**Description of the task**
For each line below, write it out exactly as it appears.

=======

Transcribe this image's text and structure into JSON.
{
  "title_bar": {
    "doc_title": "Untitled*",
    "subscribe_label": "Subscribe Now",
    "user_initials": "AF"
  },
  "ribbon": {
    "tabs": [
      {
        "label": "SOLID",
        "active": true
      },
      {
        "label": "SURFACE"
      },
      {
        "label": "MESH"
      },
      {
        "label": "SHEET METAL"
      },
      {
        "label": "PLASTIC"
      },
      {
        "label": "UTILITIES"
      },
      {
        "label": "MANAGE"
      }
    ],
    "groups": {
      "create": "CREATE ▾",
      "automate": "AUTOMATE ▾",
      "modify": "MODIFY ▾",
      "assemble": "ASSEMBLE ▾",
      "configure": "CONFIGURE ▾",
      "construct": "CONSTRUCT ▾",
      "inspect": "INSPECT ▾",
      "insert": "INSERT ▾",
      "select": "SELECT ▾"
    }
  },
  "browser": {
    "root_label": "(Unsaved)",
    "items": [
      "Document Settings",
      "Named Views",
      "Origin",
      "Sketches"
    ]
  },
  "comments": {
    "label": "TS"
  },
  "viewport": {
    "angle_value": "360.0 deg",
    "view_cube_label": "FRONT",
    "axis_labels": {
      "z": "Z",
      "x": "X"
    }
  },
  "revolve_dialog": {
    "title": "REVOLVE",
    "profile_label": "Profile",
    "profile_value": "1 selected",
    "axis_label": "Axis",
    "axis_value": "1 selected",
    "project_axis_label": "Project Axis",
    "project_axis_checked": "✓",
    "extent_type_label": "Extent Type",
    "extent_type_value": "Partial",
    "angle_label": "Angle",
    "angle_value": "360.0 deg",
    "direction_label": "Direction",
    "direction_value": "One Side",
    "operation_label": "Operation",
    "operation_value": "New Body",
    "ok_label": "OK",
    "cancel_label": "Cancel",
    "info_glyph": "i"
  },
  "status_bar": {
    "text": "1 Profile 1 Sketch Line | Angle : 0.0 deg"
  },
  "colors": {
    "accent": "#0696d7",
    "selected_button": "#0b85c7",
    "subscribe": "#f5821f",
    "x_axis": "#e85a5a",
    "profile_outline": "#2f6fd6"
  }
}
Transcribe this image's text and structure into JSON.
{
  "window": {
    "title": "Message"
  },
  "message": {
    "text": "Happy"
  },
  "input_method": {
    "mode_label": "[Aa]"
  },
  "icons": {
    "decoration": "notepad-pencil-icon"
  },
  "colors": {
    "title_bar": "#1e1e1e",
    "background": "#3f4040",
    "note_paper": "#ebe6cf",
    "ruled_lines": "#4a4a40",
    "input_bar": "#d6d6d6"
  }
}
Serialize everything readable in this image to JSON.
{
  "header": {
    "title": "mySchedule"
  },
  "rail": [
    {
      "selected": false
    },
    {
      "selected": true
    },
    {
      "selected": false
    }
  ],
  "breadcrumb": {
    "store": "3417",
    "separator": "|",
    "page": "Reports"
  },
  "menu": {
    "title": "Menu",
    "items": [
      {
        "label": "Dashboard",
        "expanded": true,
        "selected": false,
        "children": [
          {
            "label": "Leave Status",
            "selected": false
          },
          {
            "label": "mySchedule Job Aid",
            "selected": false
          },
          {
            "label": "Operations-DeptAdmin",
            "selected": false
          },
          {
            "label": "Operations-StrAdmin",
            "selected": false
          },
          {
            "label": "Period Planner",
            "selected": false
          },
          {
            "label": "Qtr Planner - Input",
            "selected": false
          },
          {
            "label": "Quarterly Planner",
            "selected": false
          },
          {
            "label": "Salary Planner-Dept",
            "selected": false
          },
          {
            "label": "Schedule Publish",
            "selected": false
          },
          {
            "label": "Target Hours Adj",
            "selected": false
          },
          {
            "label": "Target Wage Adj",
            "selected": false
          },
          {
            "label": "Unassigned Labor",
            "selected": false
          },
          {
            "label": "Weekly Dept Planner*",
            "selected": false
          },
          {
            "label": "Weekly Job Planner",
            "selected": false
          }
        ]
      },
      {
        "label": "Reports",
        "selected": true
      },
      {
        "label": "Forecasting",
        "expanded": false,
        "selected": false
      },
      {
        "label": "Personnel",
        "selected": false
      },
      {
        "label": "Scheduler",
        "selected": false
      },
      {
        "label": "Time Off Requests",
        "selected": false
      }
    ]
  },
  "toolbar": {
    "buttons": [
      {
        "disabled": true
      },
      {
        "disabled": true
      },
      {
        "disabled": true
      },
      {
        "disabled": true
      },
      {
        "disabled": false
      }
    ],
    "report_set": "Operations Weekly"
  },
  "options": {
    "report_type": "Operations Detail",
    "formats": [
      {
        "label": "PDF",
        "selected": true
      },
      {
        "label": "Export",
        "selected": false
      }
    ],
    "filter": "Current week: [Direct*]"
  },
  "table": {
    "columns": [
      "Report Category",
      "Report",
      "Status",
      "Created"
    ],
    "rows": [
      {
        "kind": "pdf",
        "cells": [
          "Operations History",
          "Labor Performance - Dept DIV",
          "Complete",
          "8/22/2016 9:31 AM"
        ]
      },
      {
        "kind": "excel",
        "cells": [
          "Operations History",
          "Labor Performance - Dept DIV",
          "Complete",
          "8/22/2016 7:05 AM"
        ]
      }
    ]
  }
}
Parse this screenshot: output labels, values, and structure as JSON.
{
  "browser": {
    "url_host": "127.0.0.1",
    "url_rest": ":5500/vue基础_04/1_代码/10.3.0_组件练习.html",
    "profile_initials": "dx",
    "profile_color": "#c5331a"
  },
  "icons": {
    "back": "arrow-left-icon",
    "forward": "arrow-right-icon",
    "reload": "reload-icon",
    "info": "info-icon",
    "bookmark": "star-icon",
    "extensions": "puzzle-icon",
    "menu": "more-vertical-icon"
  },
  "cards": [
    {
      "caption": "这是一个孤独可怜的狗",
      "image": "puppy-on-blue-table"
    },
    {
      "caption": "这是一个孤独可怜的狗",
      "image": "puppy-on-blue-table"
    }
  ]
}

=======

**Reply to the exercise**
Transcribe this image's text and structure into JSON.
{
  "title_bar": {
    "doc_title": "Untitled*",
    "subscribe_label": "Subscribe Now",
    "user_initials": "AF"
  },
  "ribbon": {
    "tabs": [
      {
        "label": "SOLID",
        "active": true
      },
      {
        "label": "SURFACE"
      },
      {
        "label": "MESH"
      },
      {
        "label": "SHEET METAL"
      },
      {
        "label": "PLASTIC"
      },
      {
        "label": "UTILITIES"
      },
      {
        "label": "MANAGE"
      }
    ],
    "groups": {
      "create": "CREATE ▾",
      "automate": "AUTOMATE ▾",
      "modify": "MODIFY ▾",
      "assemble": "ASSEMBLE ▾",
      "configure": "CONFIGURE ▾",
      "construct": "CONSTRUCT ▾",
      "inspect": "INSPECT ▾",
      "insert": "INSERT ▾",
      "select": "SELECT ▾"
    }
  },
  "browser": {
    "root_label": "(Unsaved)",
    "items": [
      "Document Settings",
      "Named Views",
      "Origin",
      "Sketches"
    ]
  },
  "comments": {
    "label": "TS"
  },
  "viewport": {
    "angle_value": "360.0 deg",
    "view_cube_label": "FRONT",
    "axis_labels": {
      "z": "Z",
      "x": "X"
    }
  },
  "revolve_dialog": {
    "title": "REVOLVE",
    "profile_label": "Profile",
    "profile_value": "1 selected",
    "axis_label": "Axis",
    "axis_value": "1 selected",
    "project_axis_label": "Project Axis",
    "project_axis_checked": "✓",
    "extent_type_label": "Extent Type",
    "extent_type_value": "Partial",
    "angle_label": "Angle",
    "angle_value": "360.0 deg",
    "direction_label": "Direction",
    "direction_value": "One Side",
    "operation_label": "Operation",
    "operation_value": "New Body",
    "ok_label": "OK",
    "cancel_label": "Cancel",
    "info_glyph": "i"
  },
  "status_bar": {
    "text": "1 Profile 1 Sketch Line | Angle : 0.0 deg"
  },
  "colors": {
    "accent": "#0696d7",
    "selected_button": "#0b85c7",
    "subscribe": "#f5821f",
    "x_axis": "#e85a5a",
    "profile_outline": "#2f6fd6"
  }
}
Transcribe this image's text and structure into JSON.
{
  "window": {
    "title": "Message"
  },
  "message": {
    "text": "Happy"
  },
  "input_method": {
    "mode_label": "[Aa]"
  },
  "icons": {
    "decoration": "notepad-pencil-icon"
  },
  "colors": {
    "title_bar": "#1e1e1e",
    "background": "#3f4040",
    "note_paper": "#ebe6cf",
    "ruled_lines": "#4a4a40",
    "input_bar": "#d6d6d6"
  }
}
Serialize everything readable in this image to JSON.
{
  "header": {
    "title": "mySchedule"
  },
  "rail": [
    {
      "selected": false
    },
    {
      "selected": true
    },
    {
      "selected": false
    }
  ],
  "breadcrumb": {
    "store": "3417",
    "separator": "|",
    "page": "Reports"
  },
  "menu": {
    "title": "Menu",
    "items": [
      {
        "label": "Dashboard",
        "expanded": true,
        "selected": false,
        "children": [
          {
            "label": "Leave Status",
            "selected": false
          },
          {
            "label": "mySchedule Job Aid",
            "selected": false
          },
          {
            "label": "Operations-DeptAdmin",
            "selected": false
          },
          {
            "label": "Operations-StrAdmin",
            "selected": false
          },
          {
            "label": "Period Planner",
            "selected": false
          },
          {
            "label": "Qtr Planner - Input",
            "selected": false
          },
          {
            "label": "Quarterly Planner",
            "selected": false
          },
          {
            "label": "Salary Planner-Dept",
            "selected": false
          },
          {
            "label": "Schedule Publish",
            "selected": false
          },
          {
            "label": "Target Hours Adj",
            "selected": false
          },
          {
            "label": "Target Wage Adj",
            "selected": false
          },
          {
            "label": "Unassigned Labor",
            "selected": false
          },
          {
            "label": "Weekly Dept Planner*",
            "selected": false
          },
          {
            "label": "Weekly Job Planner",
            "selected": false
          }
        ]
      },
      {
        "label": "Reports",
        "selected": true
      },
      {
        "label": "Forecasting",
        "expanded": false,
        "selected": false
      },
      {
        "label": "Personnel",
        "selected": false
      },
      {
        "label": "Scheduler",
        "selected": false
      },
      {
        "label": "Time Off Requests",
        "selected": false
      }
    ]
  },
  "toolbar": {
    "buttons": [
      {
        "disabled": true
      },
      {
        "disabled": true
      },
      {
        "disabled": true
      },
      {
        "disabled": true
      },
      {
        "disabled": false
      }
    ],
    "report_set": "Operations Weekly"
  },
  "options": {
    "report_type": "Operations Detail",
    "formats": [
      {
        "label": "PDF",
        "selected": true
      },
      {
        "label": "Export",
        "selected": false
      }
    ],
    "filter": "Current week: [Direct*]"
  },
  "table": {
    "columns": [
      "Report Category",
      "Report",
      "Status",
      "Created"
    ],
    "rows": [
      {
        "kind": "pdf",
        "cells": [
          "Operations History",
          "Labor Performance - Dept DIV",
          "Complete",
          "8/22/2016 9:31 AM"
        ]
      },
      {
        "kind": "excel",
        "cells": [
          "Operations History",
          "Labor Performance - Dept DIV",
          "Complete",
          "8/22/2016 7:05 AM"
        ]
      }
    ]
  }
}
Parse this screenshot: output labels, values, and structure as JSON.
{
  "browser": {
    "url_host": "127.0.0.1",
    "url_rest": ":5500/vue基础_04/1_代码/10.3.0_组件练习.html",
    "profile_initials": "dx",
    "profile_color": "#c5331a"
  },
  "icons": {
    "back": "arrow-left-icon",
    "forward": "arrow-right-icon",
    "reload": "reload-icon",
    "info": "info-icon",
    "bookmark": "star-icon",
    "extensions": "puzzle-icon",
    "menu": "more-vertical-icon"
  },
  "cards": [
    {
      "caption": "这是一个孤独可怜的狗",
      "image": "puppy-on-blue-table"
    },
    {
      "caption": "这是一个孤独可怜的狗",
      "image": "puppy-on-blue-table"
    }
  ]
}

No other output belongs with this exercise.